Why neurons die: cell death in the nervous system

Anat Rec. 1998 Jun;253(3):79-90. doi: 10.1002/(SICI)1097-0185(199806)253:3<79::AID-AR4>3.0.CO;2-9.

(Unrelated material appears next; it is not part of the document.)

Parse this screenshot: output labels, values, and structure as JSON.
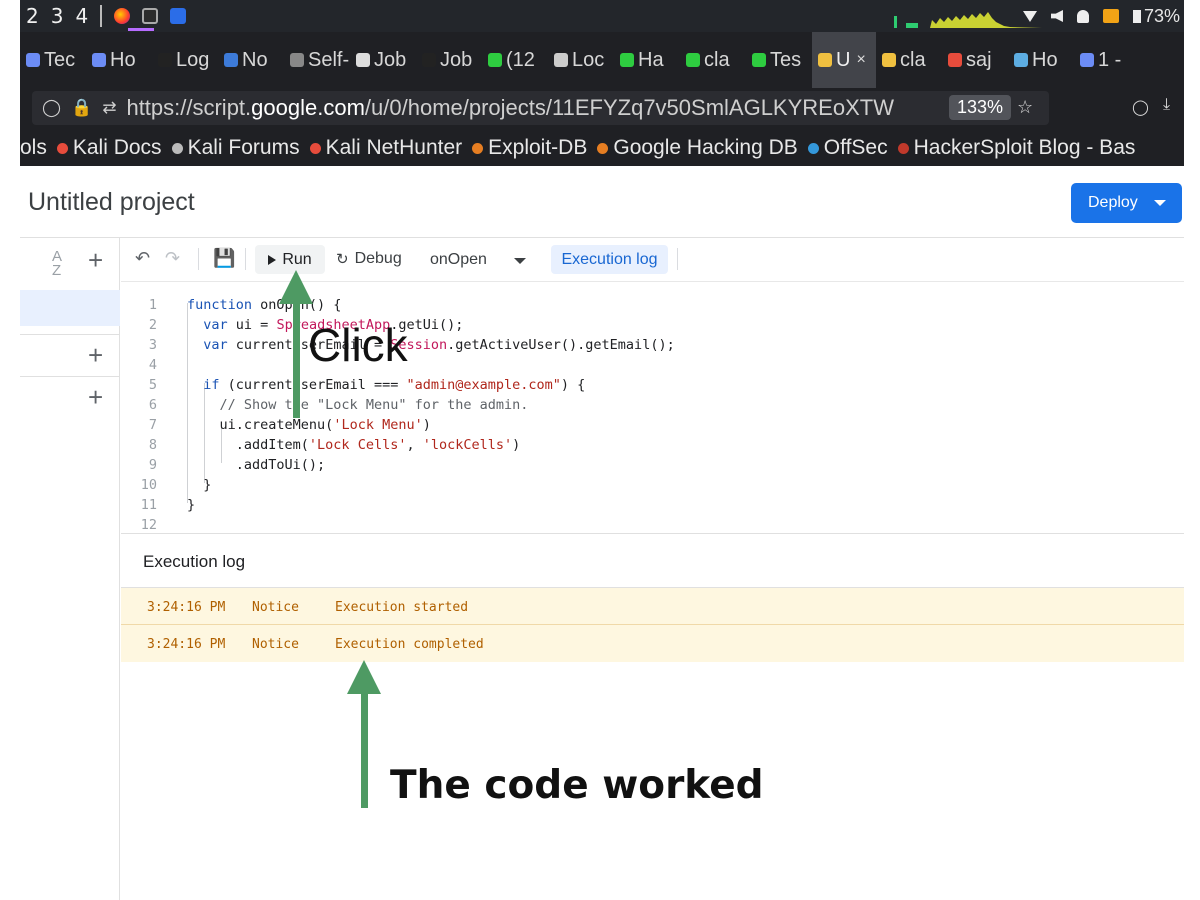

It is likely that humans are born with all of the nerve cells (neurons) that will serve them throughout life. For all practical purposes, when our neurons die, they are lost forever. During nervous system development, about one-and-a-half times the adult number of neurons are created. These "extra" neurons are then destroyed or commit suicide. This process of programmed cell death occurs through a series of events termed apoptosis and is an appropriate and essential event during brain development. Later in life, inappropriate neuronal cell death may result from pathological causes such as traumatic injury, environmental toxins, cardiovascular disorders, infectious agents, or genetic diseases. In some cases, the death occurs through apoptosis. In other cases, cell death is random, irreversible, and uncontrollable; to distinguish it from the controlled, planned cell death of apoptosis, we call this necrotic cell death. Understanding the difference between apoptotic and necrotic cell death is essential for designing therapies which will prevent or limit inappropriate cell death in the nervous system.

Publication types

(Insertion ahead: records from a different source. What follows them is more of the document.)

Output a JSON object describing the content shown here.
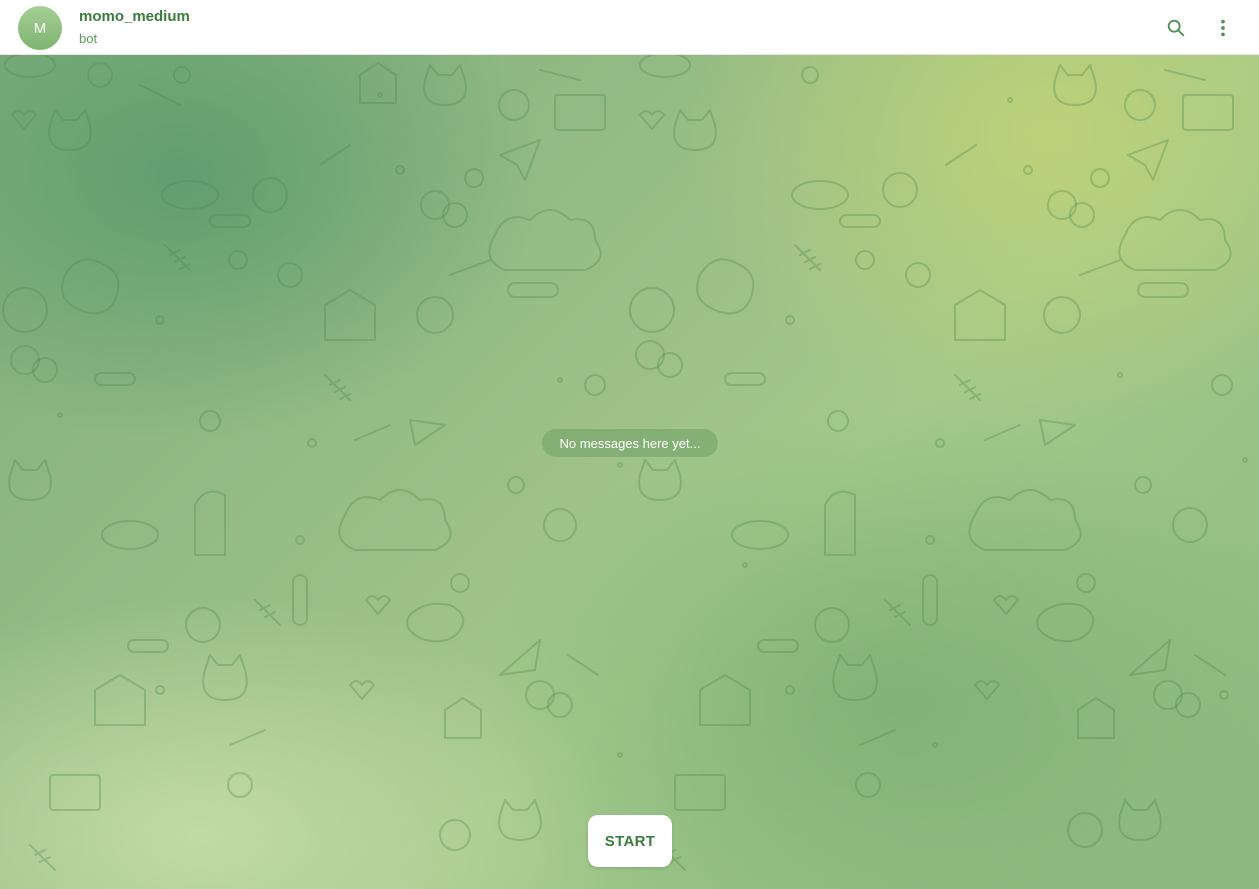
{
  "chat": {
    "avatar_letter": "M",
    "title": "momo_medium",
    "subtitle": "bot"
  },
  "header_actions": {
    "search_icon": "search-icon",
    "more_icon": "more-vertical-icon"
  },
  "empty_state": {
    "text": "No messages here yet..."
  },
  "start_button": {
    "label": "START"
  },
  "colors": {
    "accent": "#3a7d3c",
    "background_green": "#8bb980",
    "avatar": "#8fc182"
  }
}
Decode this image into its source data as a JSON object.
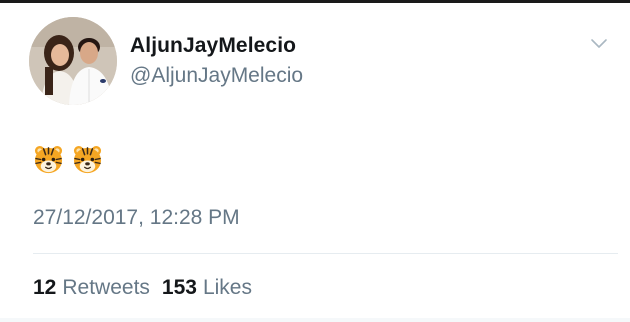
{
  "tweet": {
    "display_name": "AljunJayMelecio",
    "handle": "@AljunJayMelecio",
    "content_emojis": [
      "tiger-face-icon",
      "tiger-face-icon"
    ],
    "timestamp": "27/12/2017, 12:28 PM",
    "caret_icon": "chevron-down-icon"
  },
  "stats": {
    "retweets_count": "12",
    "retweets_label": "Retweets",
    "likes_count": "153",
    "likes_label": "Likes"
  },
  "colors": {
    "text_primary": "#14171a",
    "text_secondary": "#657786",
    "divider": "#e6ecf0",
    "tiger_orange": "#f5a623"
  }
}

  • Research Support, Non-U.S. Gov't
  • Research Support, U.S. Gov't, P.H.S.
  • Review

MeSH terms

  • Animals
  • Apoptosis / physiology
  • Calcium / metabolism
  • Cell Death / physiology*
  • Free Radicals / metabolism
  • Glutamic Acid / metabolism
  • Humans
  • Immunohistochemistry
  • Microscopy, Phase-Contrast
  • Necrosis
  • Neurons / pathology
  • Neurons / physiology*


  • Free Radicals
  • Glutamic Acid
  • Calcium